In the last post, we defined delegated legislation as legislation made by the executive under the authority of the Parliament. It includes statutory rules, regulations, by-laws, ordinances, orders in council or various other ‘instruments’. We also explained that the most powerful tool against executive government over-reach regarding delegated legislation is the power for either House to disallow a statutory rule. So, how does this happen…?

Well, every Tuesday of a sitting week (or the first Tuesday of every month when not sitting), the Clerk of the Legislative Council  publishes the Statutory Rules and Instruments Paper which details the following:

📃 the statutory rules and instruments that are subject to disallowance,

📃 the date of their tabling in the House (where this has occurred), and

📃 the time within which notice of their disallowance may be given.

How is delegated legislation disallowed?

For those statutory rules that are subject to disallowance, either House of the Parliament may pass a resolution to disallow the statutory rule. A statutory rule can be disallowed in part as well as in whole. On the passing of a disallowance motion the statutory rule in question ‘shall cease to have effect’.

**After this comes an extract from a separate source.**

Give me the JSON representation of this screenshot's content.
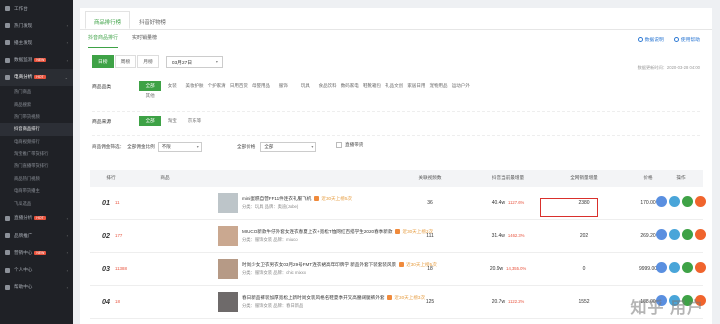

How often is delegated legislation disallowed?

There are only a handful of instances where disallowance motions have been agreed to. Between 1995 and 2018, 140 disallowance motions were moved and of these, just 17 were agreed to by the Council.

The Regulation Committee

There are currently two disallowance motions on the Notice Paper ― the Liquor Amendment (Music Festivals) Regulation 2019, and the Gaming and Liquor Administration Amendment (Music Festivals) Regulation 2019.

However, a few weeks ago, the House agreed to send these two regulations to the Regulation Committee for an inquiry.

So what happens to these motions given the establishment of an inquiry?

Well, under the rules establishing the Regulation Committee a motion for disallowance can’t be debated until the committee completes its report. So the notice will remain on the Notice Paper until the tabling of the committee report, after which the disallowance motions will then be considered.

3 thoughts on “Disallowing delegated legislation

Leave a Reply